Look for the word "Сохранить" in the entries below, then copy every line that has it.

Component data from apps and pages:
-=-=-=-=-
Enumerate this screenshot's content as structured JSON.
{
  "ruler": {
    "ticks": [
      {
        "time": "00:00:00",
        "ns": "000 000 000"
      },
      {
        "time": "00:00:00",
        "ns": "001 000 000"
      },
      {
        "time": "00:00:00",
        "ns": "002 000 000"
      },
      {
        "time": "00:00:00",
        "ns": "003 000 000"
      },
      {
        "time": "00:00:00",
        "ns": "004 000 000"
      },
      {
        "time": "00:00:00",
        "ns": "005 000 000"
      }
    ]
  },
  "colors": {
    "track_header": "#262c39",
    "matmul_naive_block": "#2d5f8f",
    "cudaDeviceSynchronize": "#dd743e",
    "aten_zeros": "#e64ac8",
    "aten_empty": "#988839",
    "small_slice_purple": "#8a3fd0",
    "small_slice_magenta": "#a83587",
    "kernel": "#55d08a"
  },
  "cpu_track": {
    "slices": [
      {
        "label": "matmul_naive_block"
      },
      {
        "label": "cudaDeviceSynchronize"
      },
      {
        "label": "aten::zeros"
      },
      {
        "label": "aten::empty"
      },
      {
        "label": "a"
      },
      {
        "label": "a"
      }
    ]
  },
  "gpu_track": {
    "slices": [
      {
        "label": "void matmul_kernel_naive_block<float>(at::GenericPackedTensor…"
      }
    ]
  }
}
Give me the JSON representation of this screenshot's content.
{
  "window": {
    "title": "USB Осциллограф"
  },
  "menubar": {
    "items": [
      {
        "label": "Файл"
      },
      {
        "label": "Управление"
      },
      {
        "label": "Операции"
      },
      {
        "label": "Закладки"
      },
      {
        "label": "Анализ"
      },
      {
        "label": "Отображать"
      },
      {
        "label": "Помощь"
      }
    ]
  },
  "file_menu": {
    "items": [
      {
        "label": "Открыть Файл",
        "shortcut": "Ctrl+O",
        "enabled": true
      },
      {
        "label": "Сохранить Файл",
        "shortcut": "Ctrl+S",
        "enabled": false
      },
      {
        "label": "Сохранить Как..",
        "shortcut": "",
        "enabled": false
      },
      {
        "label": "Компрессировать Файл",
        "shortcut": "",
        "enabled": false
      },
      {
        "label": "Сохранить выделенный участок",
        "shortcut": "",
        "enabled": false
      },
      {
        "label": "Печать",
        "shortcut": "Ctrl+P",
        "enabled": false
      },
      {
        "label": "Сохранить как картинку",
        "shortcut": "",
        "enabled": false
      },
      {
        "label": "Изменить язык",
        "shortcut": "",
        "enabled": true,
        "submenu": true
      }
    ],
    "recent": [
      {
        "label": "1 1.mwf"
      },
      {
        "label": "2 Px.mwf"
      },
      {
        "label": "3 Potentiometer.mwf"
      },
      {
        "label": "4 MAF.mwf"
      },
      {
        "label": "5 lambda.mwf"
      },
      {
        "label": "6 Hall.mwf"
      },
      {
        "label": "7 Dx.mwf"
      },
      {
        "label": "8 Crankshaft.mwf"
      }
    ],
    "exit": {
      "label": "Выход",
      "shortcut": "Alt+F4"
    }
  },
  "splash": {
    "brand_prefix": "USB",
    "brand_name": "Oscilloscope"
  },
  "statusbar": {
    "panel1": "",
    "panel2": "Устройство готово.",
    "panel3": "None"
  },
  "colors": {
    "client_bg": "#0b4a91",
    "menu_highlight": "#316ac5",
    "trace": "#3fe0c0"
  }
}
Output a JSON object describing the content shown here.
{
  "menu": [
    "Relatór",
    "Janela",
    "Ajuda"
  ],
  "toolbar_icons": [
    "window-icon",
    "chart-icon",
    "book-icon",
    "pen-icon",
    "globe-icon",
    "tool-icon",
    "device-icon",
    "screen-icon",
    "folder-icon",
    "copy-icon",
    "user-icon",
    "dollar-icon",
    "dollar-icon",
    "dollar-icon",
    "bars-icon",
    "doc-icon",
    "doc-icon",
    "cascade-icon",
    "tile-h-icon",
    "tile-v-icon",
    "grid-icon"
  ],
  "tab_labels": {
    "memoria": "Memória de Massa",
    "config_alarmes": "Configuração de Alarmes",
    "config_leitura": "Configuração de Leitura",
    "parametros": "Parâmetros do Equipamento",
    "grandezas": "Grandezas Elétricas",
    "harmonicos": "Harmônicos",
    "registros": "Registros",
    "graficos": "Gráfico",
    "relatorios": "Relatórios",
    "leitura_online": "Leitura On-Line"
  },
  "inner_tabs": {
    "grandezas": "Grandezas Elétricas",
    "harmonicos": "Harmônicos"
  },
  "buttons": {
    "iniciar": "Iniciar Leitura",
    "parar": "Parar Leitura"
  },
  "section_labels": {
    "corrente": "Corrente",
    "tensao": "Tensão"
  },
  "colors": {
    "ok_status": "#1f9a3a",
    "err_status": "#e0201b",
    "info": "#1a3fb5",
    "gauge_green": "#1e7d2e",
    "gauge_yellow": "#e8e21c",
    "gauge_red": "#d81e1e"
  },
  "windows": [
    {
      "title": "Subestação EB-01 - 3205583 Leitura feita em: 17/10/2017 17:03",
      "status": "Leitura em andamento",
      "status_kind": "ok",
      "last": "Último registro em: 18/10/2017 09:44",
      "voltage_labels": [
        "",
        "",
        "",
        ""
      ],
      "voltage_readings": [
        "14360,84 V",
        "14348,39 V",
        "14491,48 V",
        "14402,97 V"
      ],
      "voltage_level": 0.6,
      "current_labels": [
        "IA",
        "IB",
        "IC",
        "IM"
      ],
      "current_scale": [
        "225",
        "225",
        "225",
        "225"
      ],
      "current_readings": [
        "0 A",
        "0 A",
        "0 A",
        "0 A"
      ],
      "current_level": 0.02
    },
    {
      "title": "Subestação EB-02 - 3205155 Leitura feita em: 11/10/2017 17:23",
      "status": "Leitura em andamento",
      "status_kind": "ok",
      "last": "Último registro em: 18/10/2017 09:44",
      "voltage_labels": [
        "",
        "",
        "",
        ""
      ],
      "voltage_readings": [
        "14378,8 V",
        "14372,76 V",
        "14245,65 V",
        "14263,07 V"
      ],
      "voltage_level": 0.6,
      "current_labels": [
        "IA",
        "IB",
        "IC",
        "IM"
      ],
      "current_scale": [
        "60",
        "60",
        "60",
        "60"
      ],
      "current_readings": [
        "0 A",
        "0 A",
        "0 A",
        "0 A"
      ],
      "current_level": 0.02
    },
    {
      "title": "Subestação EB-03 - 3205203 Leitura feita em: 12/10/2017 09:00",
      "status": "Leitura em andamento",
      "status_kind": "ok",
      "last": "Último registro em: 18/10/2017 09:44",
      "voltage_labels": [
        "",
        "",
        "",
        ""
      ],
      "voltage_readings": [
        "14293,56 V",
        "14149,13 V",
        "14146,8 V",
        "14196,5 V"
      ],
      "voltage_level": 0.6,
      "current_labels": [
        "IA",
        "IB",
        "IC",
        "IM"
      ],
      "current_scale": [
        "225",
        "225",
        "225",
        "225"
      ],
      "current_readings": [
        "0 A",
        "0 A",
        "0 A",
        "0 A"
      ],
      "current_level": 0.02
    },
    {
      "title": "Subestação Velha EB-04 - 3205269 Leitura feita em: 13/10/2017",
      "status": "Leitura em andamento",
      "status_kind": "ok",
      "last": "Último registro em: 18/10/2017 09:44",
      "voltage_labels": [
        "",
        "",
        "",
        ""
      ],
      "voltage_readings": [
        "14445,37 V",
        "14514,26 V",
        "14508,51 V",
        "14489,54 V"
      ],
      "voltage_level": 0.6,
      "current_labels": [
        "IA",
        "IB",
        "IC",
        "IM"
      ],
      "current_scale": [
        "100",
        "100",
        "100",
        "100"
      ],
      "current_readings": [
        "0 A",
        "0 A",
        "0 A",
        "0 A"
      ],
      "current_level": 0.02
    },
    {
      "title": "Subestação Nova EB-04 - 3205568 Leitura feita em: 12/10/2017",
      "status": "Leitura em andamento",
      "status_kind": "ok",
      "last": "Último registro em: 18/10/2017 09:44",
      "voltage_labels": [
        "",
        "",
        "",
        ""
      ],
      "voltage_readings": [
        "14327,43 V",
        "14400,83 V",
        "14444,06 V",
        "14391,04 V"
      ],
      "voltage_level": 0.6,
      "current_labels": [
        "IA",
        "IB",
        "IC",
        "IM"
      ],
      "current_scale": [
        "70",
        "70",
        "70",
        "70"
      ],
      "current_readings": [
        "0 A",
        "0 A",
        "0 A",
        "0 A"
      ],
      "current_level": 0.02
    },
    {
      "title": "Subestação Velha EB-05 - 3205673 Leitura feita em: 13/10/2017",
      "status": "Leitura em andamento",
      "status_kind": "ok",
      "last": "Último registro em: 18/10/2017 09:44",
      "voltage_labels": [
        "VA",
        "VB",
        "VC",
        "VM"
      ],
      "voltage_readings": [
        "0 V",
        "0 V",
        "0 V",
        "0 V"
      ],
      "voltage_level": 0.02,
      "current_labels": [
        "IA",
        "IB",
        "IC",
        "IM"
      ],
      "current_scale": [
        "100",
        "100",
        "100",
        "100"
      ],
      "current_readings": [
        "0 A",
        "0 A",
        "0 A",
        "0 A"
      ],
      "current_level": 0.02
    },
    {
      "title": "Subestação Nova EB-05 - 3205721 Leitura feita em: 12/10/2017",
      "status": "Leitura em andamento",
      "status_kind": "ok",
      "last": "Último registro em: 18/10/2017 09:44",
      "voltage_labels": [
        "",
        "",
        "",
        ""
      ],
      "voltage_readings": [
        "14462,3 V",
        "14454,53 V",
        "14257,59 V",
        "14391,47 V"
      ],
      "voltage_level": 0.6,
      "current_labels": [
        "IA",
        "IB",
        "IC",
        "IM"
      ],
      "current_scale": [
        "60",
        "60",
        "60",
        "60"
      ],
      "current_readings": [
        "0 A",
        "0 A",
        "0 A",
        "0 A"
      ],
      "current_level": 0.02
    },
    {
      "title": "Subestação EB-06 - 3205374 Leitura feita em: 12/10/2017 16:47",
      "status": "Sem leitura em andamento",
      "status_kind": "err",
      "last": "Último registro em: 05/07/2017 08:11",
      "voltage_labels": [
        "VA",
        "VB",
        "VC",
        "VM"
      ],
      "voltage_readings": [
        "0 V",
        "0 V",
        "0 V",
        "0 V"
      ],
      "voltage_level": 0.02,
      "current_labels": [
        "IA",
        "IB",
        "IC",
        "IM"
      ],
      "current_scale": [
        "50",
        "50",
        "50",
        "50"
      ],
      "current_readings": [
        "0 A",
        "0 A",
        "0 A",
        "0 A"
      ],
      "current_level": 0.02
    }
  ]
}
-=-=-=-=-
Exercise response:
        "label": "Сохранить Файл",
        "label": "Сохранить Как..",
        "label": "Сохранить выделенный участок",
        "label": "Сохранить как картинку",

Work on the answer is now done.